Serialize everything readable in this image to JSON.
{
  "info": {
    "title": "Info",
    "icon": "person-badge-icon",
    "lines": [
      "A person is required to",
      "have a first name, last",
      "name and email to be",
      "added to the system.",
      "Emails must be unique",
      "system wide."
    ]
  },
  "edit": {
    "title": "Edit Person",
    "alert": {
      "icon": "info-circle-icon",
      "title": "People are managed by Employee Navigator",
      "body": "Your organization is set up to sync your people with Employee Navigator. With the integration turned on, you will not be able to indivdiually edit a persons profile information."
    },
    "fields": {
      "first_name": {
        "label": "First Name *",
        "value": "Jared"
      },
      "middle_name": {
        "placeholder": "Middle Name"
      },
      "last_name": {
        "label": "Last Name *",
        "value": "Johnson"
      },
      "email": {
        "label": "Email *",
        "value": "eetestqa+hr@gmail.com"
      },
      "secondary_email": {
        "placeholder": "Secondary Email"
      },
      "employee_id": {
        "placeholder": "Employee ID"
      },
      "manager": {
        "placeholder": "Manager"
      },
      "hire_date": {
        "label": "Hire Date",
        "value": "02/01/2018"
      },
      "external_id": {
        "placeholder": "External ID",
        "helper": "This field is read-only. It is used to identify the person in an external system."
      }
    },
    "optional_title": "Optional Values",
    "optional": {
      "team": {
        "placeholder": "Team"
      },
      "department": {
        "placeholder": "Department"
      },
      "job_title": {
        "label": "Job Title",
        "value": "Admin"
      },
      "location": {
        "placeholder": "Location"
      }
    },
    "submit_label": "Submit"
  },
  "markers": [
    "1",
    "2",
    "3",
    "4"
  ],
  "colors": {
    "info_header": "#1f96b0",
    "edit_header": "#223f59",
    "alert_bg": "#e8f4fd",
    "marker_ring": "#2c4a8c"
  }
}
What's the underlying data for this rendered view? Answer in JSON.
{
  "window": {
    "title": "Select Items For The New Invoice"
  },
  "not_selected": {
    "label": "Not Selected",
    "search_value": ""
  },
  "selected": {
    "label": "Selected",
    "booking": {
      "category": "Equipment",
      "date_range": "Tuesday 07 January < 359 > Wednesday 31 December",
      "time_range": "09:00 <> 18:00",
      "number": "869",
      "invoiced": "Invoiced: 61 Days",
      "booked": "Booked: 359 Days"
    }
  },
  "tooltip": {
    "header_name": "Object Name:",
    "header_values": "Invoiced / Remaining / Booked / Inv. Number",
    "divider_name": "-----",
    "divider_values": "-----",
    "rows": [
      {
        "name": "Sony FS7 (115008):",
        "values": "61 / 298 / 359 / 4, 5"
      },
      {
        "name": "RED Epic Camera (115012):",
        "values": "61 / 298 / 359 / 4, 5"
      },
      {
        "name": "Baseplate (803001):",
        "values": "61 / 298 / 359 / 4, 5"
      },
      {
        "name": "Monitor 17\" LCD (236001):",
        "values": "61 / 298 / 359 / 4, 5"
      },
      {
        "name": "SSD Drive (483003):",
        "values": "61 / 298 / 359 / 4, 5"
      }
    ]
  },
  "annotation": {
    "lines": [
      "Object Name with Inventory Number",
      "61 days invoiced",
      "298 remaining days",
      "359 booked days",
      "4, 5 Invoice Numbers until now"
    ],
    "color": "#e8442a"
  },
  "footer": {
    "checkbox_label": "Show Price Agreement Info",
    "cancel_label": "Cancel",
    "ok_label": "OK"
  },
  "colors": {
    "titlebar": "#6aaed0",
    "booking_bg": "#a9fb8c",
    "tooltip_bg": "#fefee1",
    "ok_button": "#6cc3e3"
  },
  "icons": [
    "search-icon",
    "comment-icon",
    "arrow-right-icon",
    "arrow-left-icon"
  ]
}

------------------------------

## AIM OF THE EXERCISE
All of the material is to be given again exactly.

## WRITTEN SOLUTION
Serialize everything readable in this image to JSON.
{
  "info": {
    "title": "Info",
    "icon": "person-badge-icon",
    "lines": [
      "A person is required to",
      "have a first name, last",
      "name and email to be",
      "added to the system.",
      "Emails must be unique",
      "system wide."
    ]
  },
  "edit": {
    "title": "Edit Person",
    "alert": {
      "icon": "info-circle-icon",
      "title": "People are managed by Employee Navigator",
      "body": "Your organization is set up to sync your people with Employee Navigator. With the integration turned on, you will not be able to indivdiually edit a persons profile information."
    },
    "fields": {
      "first_name": {
        "label": "First Name *",
        "value": "Jared"
      },
      "middle_name": {
        "placeholder": "Middle Name"
      },
      "last_name": {
        "label": "Last Name *",
        "value": "Johnson"
      },
      "email": {
        "label": "Email *",
        "value": "eetestqa+hr@gmail.com"
      },
      "secondary_email": {
        "placeholder": "Secondary Email"
      },
      "employee_id": {
        "placeholder": "Employee ID"
      },
      "manager": {
        "placeholder": "Manager"
      },
      "hire_date": {
        "label": "Hire Date",
        "value": "02/01/2018"
      },
      "external_id": {
        "placeholder": "External ID",
        "helper": "This field is read-only. It is used to identify the person in an external system."
      }
    },
    "optional_title": "Optional Values",
    "optional": {
      "team": {
        "placeholder": "Team"
      },
      "department": {
        "placeholder": "Department"
      },
      "job_title": {
        "label": "Job Title",
        "value": "Admin"
      },
      "location": {
        "placeholder": "Location"
      }
    },
    "submit_label": "Submit"
  },
  "markers": [
    "1",
    "2",
    "3",
    "4"
  ],
  "colors": {
    "info_header": "#1f96b0",
    "edit_header": "#223f59",
    "alert_bg": "#e8f4fd",
    "marker_ring": "#2c4a8c"
  }
}
What's the underlying data for this rendered view? Answer in JSON.
{
  "window": {
    "title": "Select Items For The New Invoice"
  },
  "not_selected": {
    "label": "Not Selected",
    "search_value": ""
  },
  "selected": {
    "label": "Selected",
    "booking": {
      "category": "Equipment",
      "date_range": "Tuesday 07 January < 359 > Wednesday 31 December",
      "time_range": "09:00 <> 18:00",
      "number": "869",
      "invoiced": "Invoiced: 61 Days",
      "booked": "Booked: 359 Days"
    }
  },
  "tooltip": {
    "header_name": "Object Name:",
    "header_values": "Invoiced / Remaining / Booked / Inv. Number",
    "divider_name": "-----",
    "divider_values": "-----",
    "rows": [
      {
        "name": "Sony FS7 (115008):",
        "values": "61 / 298 / 359 / 4, 5"
      },
      {
        "name": "RED Epic Camera (115012):",
        "values": "61 / 298 / 359 / 4, 5"
      },
      {
        "name": "Baseplate (803001):",
        "values": "61 / 298 / 359 / 4, 5"
      },
      {
        "name": "Monitor 17\" LCD (236001):",
        "values": "61 / 298 / 359 / 4, 5"
      },
      {
        "name": "SSD Drive (483003):",
        "values": "61 / 298 / 359 / 4, 5"
      }
    ]
  },
  "annotation": {
    "lines": [
      "Object Name with Inventory Number",
      "61 days invoiced",
      "298 remaining days",
      "359 booked days",
      "4, 5 Invoice Numbers until now"
    ],
    "color": "#e8442a"
  },
  "footer": {
    "checkbox_label": "Show Price Agreement Info",
    "cancel_label": "Cancel",
    "ok_label": "OK"
  },
  "colors": {
    "titlebar": "#6aaed0",
    "booking_bg": "#a9fb8c",
    "tooltip_bg": "#fefee1",
    "ok_button": "#6cc3e3"
  },
  "icons": [
    "search-icon",
    "comment-icon",
    "arrow-right-icon",
    "arrow-left-icon"
  ]
}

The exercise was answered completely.